▶ [Brief]:
Everything in the listing below should be written out again exactly, except the pictures.

======== Data shown ========

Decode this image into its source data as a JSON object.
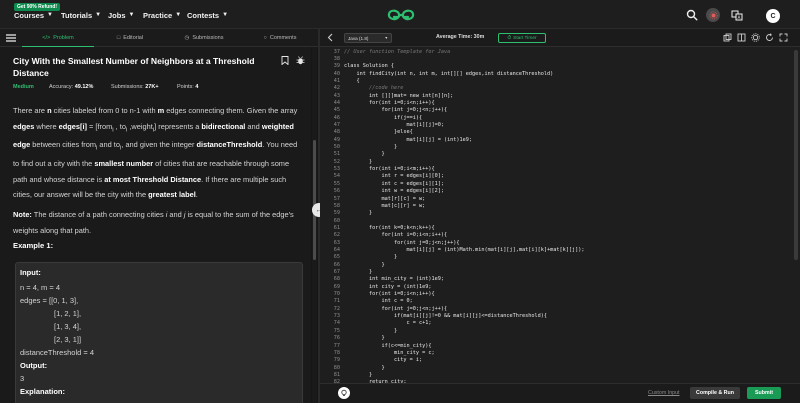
{
  "nav": {
    "promo": "Get 90% Refund!",
    "items": [
      "Courses",
      "Tutorials",
      "Jobs",
      "Practice",
      "Contests"
    ],
    "avatar_letter": "C"
  },
  "left_tabs": [
    {
      "label": "Problem",
      "icon": "code-icon"
    },
    {
      "label": "Editorial",
      "icon": "document-icon"
    },
    {
      "label": "Submissions",
      "icon": "clock-icon"
    },
    {
      "label": "Comments",
      "icon": "comment-icon"
    }
  ],
  "problem": {
    "title": "City With the Smallest Number of Neighbors at a Threshold Distance",
    "difficulty": "Medium",
    "accuracy_label": "Accuracy:",
    "accuracy": "49.12%",
    "submissions_label": "Submissions:",
    "submissions": "27K+",
    "points_label": "Points:",
    "points": "4",
    "desc": {
      "t1": "There are ",
      "n": "n",
      "t2": " cities labeled from 0 to n-1 with ",
      "m": "m",
      "t3": " edges connecting them. Given the array ",
      "edges": "edges",
      "t4": " where ",
      "edges_i": "edges[i]",
      "t5": " = [from",
      "sub_i1": "i",
      "t6": " , to",
      "sub_i2": "i",
      "t7": " ,weight",
      "sub_i3": "i",
      "t8": "]  represents a ",
      "bidirectional": "bidirectional",
      "t9": " and ",
      "weighted": "weighted edge",
      "t10": " between cities from",
      "sub_i4": "i",
      "t11": " and to",
      "sub_i5": "i",
      "t12": ", and given the integer ",
      "threshold": "distanceThreshold",
      "t13": ". You need to find out a city with the ",
      "smallest": "smallest number",
      "t14": " of cities that are reachable through some path and whose distance is ",
      "atmost": "at most Threshold Distance",
      "t15": ". If there are multiple such cities, our answer will be the city with the ",
      "greatest": "greatest label",
      "t16": "."
    },
    "note": {
      "label": "Note:",
      "t1": " The distance of a path connecting cities ",
      "i": "i",
      "t2": " and ",
      "j": "j",
      "t3": " is equal to the sum of the edge's weights along that path."
    },
    "example_title": "Example 1:",
    "example": {
      "input_label": "Input:",
      "l1": "n = 4, m = 4",
      "l2": "edges = [[0, 1, 3],",
      "l3": "[1, 2, 1],",
      "l4": "[1, 3, 4],",
      "l5": "[2, 3, 1]]",
      "l6": "distanceThreshold = 4",
      "output_label": "Output:",
      "output": "3",
      "explanation_label": "Explanation:"
    }
  },
  "editor": {
    "language": "Java (1.8)",
    "avg_time": "Average Time: 30m",
    "start_timer": "Start Timer",
    "lines": [
      {
        "n": "37",
        "code": "// User function Template for Java",
        "cmt": true
      },
      {
        "n": "38",
        "code": ""
      },
      {
        "n": "39",
        "code": "class Solution {"
      },
      {
        "n": "40",
        "code": "    int findCity(int n, int m, int[][] edges,int distanceThreshold)"
      },
      {
        "n": "41",
        "code": "    {"
      },
      {
        "n": "42",
        "code": "        //code here",
        "cmt": true
      },
      {
        "n": "43",
        "code": "        int [][]mat= new int[n][n];"
      },
      {
        "n": "44",
        "code": "        for(int i=0;i<n;i++){"
      },
      {
        "n": "45",
        "code": "            for(int j=0;j<n;j++){"
      },
      {
        "n": "46",
        "code": "                if(j==i){"
      },
      {
        "n": "47",
        "code": "                    mat[i][j]=0;"
      },
      {
        "n": "48",
        "code": "                }else{"
      },
      {
        "n": "49",
        "code": "                    mat[i][j] = (int)1e9;"
      },
      {
        "n": "50",
        "code": "                }"
      },
      {
        "n": "51",
        "code": "            }"
      },
      {
        "n": "52",
        "code": "        }"
      },
      {
        "n": "53",
        "code": "        for(int i=0;i<m;i++){"
      },
      {
        "n": "54",
        "code": "            int r = edges[i][0];"
      },
      {
        "n": "55",
        "code": "            int c = edges[i][1];"
      },
      {
        "n": "56",
        "code": "            int w = edges[i][2];"
      },
      {
        "n": "57",
        "code": "            mat[r][c] = w;"
      },
      {
        "n": "58",
        "code": "            mat[c][r] = w;"
      },
      {
        "n": "59",
        "code": "        }"
      },
      {
        "n": "60",
        "code": ""
      },
      {
        "n": "61",
        "code": "        for(int k=0;k<n;k++){"
      },
      {
        "n": "62",
        "code": "            for(int i=0;i<n;i++){"
      },
      {
        "n": "63",
        "code": "                for(int j=0;j<n;j++){"
      },
      {
        "n": "64",
        "code": "                    mat[i][j] = (int)Math.min(mat[i][j],mat[i][k]+mat[k][j]);"
      },
      {
        "n": "65",
        "code": "                }"
      },
      {
        "n": "66",
        "code": "            }"
      },
      {
        "n": "67",
        "code": "        }"
      },
      {
        "n": "68",
        "code": "        int min_city = (int)1e9;"
      },
      {
        "n": "69",
        "code": "        int city = (int)1e9;"
      },
      {
        "n": "70",
        "code": "        for(int i=0;i<n;i++){"
      },
      {
        "n": "71",
        "code": "            int c = 0;"
      },
      {
        "n": "72",
        "code": "            for(int j=0;j<n;j++){"
      },
      {
        "n": "73",
        "code": "                if(mat[i][j]!=0 && mat[i][j]<=distanceThreshold){"
      },
      {
        "n": "74",
        "code": "                    c = c+1;"
      },
      {
        "n": "75",
        "code": "                }"
      },
      {
        "n": "76",
        "code": "            }"
      },
      {
        "n": "77",
        "code": "            if(c<=min_city){"
      },
      {
        "n": "78",
        "code": "                min_city = c;"
      },
      {
        "n": "79",
        "code": "                city = i;"
      },
      {
        "n": "80",
        "code": "            }"
      },
      {
        "n": "81",
        "code": "        }"
      },
      {
        "n": "82",
        "code": "        return city;"
      }
    ]
  },
  "bottom": {
    "custom_input": "Custom Input",
    "compile_run": "Compile & Run",
    "submit": "Submit"
  },
  "colors": {
    "accent": "#2fbf71",
    "submit": "#1a9b55",
    "bg": "#1a1a1a"
  }
}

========

▶ [Expected answer]:
Decode this image into its source data as a JSON object.
{
  "nav": {
    "promo": "Get 90% Refund!",
    "items": [
      "Courses",
      "Tutorials",
      "Jobs",
      "Practice",
      "Contests"
    ],
    "avatar_letter": "C"
  },
  "left_tabs": [
    {
      "label": "Problem",
      "icon": "code-icon"
    },
    {
      "label": "Editorial",
      "icon": "document-icon"
    },
    {
      "label": "Submissions",
      "icon": "clock-icon"
    },
    {
      "label": "Comments",
      "icon": "comment-icon"
    }
  ],
  "problem": {
    "title": "City With the Smallest Number of Neighbors at a Threshold Distance",
    "difficulty": "Medium",
    "accuracy_label": "Accuracy:",
    "accuracy": "49.12%",
    "submissions_label": "Submissions:",
    "submissions": "27K+",
    "points_label": "Points:",
    "points": "4",
    "desc": {
      "t1": "There are ",
      "n": "n",
      "t2": " cities labeled from 0 to n-1 with ",
      "m": "m",
      "t3": " edges connecting them. Given the array ",
      "edges": "edges",
      "t4": " where ",
      "edges_i": "edges[i]",
      "t5": " = [from",
      "sub_i1": "i",
      "t6": " , to",
      "sub_i2": "i",
      "t7": " ,weight",
      "sub_i3": "i",
      "t8": "]  represents a ",
      "bidirectional": "bidirectional",
      "t9": " and ",
      "weighted": "weighted edge",
      "t10": " between cities from",
      "sub_i4": "i",
      "t11": " and to",
      "sub_i5": "i",
      "t12": ", and given the integer ",
      "threshold": "distanceThreshold",
      "t13": ". You need to find out a city with the ",
      "smallest": "smallest number",
      "t14": " of cities that are reachable through some path and whose distance is ",
      "atmost": "at most Threshold Distance",
      "t15": ". If there are multiple such cities, our answer will be the city with the ",
      "greatest": "greatest label",
      "t16": "."
    },
    "note": {
      "label": "Note:",
      "t1": " The distance of a path connecting cities ",
      "i": "i",
      "t2": " and ",
      "j": "j",
      "t3": " is equal to the sum of the edge's weights along that path."
    },
    "example_title": "Example 1:",
    "example": {
      "input_label": "Input:",
      "l1": "n = 4, m = 4",
      "l2": "edges = [[0, 1, 3],",
      "l3": "[1, 2, 1],",
      "l4": "[1, 3, 4],",
      "l5": "[2, 3, 1]]",
      "l6": "distanceThreshold = 4",
      "output_label": "Output:",
      "output": "3",
      "explanation_label": "Explanation:"
    }
  },
  "editor": {
    "language": "Java (1.8)",
    "avg_time": "Average Time: 30m",
    "start_timer": "Start Timer",
    "lines": [
      {
        "n": "37",
        "code": "// User function Template for Java",
        "cmt": true
      },
      {
        "n": "38",
        "code": ""
      },
      {
        "n": "39",
        "code": "class Solution {"
      },
      {
        "n": "40",
        "code": "    int findCity(int n, int m, int[][] edges,int distanceThreshold)"
      },
      {
        "n": "41",
        "code": "    {"
      },
      {
        "n": "42",
        "code": "        //code here",
        "cmt": true
      },
      {
        "n": "43",
        "code": "        int [][]mat= new int[n][n];"
      },
      {
        "n": "44",
        "code": "        for(int i=0;i<n;i++){"
      },
      {
        "n": "45",
        "code": "            for(int j=0;j<n;j++){"
      },
      {
        "n": "46",
        "code": "                if(j==i){"
      },
      {
        "n": "47",
        "code": "                    mat[i][j]=0;"
      },
      {
        "n": "48",
        "code": "                }else{"
      },
      {
        "n": "49",
        "code": "                    mat[i][j] = (int)1e9;"
      },
      {
        "n": "50",
        "code": "                }"
      },
      {
        "n": "51",
        "code": "            }"
      },
      {
        "n": "52",
        "code": "        }"
      },
      {
        "n": "53",
        "code": "        for(int i=0;i<m;i++){"
      },
      {
        "n": "54",
        "code": "            int r = edges[i][0];"
      },
      {
        "n": "55",
        "code": "            int c = edges[i][1];"
      },
      {
        "n": "56",
        "code": "            int w = edges[i][2];"
      },
      {
        "n": "57",
        "code": "            mat[r][c] = w;"
      },
      {
        "n": "58",
        "code": "            mat[c][r] = w;"
      },
      {
        "n": "59",
        "code": "        }"
      },
      {
        "n": "60",
        "code": ""
      },
      {
        "n": "61",
        "code": "        for(int k=0;k<n;k++){"
      },
      {
        "n": "62",
        "code": "            for(int i=0;i<n;i++){"
      },
      {
        "n": "63",
        "code": "                for(int j=0;j<n;j++){"
      },
      {
        "n": "64",
        "code": "                    mat[i][j] = (int)Math.min(mat[i][j],mat[i][k]+mat[k][j]);"
      },
      {
        "n": "65",
        "code": "                }"
      },
      {
        "n": "66",
        "code": "            }"
      },
      {
        "n": "67",
        "code": "        }"
      },
      {
        "n": "68",
        "code": "        int min_city = (int)1e9;"
      },
      {
        "n": "69",
        "code": "        int city = (int)1e9;"
      },
      {
        "n": "70",
        "code": "        for(int i=0;i<n;i++){"
      },
      {
        "n": "71",
        "code": "            int c = 0;"
      },
      {
        "n": "72",
        "code": "            for(int j=0;j<n;j++){"
      },
      {
        "n": "73",
        "code": "                if(mat[i][j]!=0 && mat[i][j]<=distanceThreshold){"
      },
      {
        "n": "74",
        "code": "                    c = c+1;"
      },
      {
        "n": "75",
        "code": "                }"
      },
      {
        "n": "76",
        "code": "            }"
      },
      {
        "n": "77",
        "code": "            if(c<=min_city){"
      },
      {
        "n": "78",
        "code": "                min_city = c;"
      },
      {
        "n": "79",
        "code": "                city = i;"
      },
      {
        "n": "80",
        "code": "            }"
      },
      {
        "n": "81",
        "code": "        }"
      },
      {
        "n": "82",
        "code": "        return city;"
      }
    ]
  },
  "bottom": {
    "custom_input": "Custom Input",
    "compile_run": "Compile & Run",
    "submit": "Submit"
  },
  "colors": {
    "accent": "#2fbf71",
    "submit": "#1a9b55",
    "bg": "#1a1a1a"
  }
}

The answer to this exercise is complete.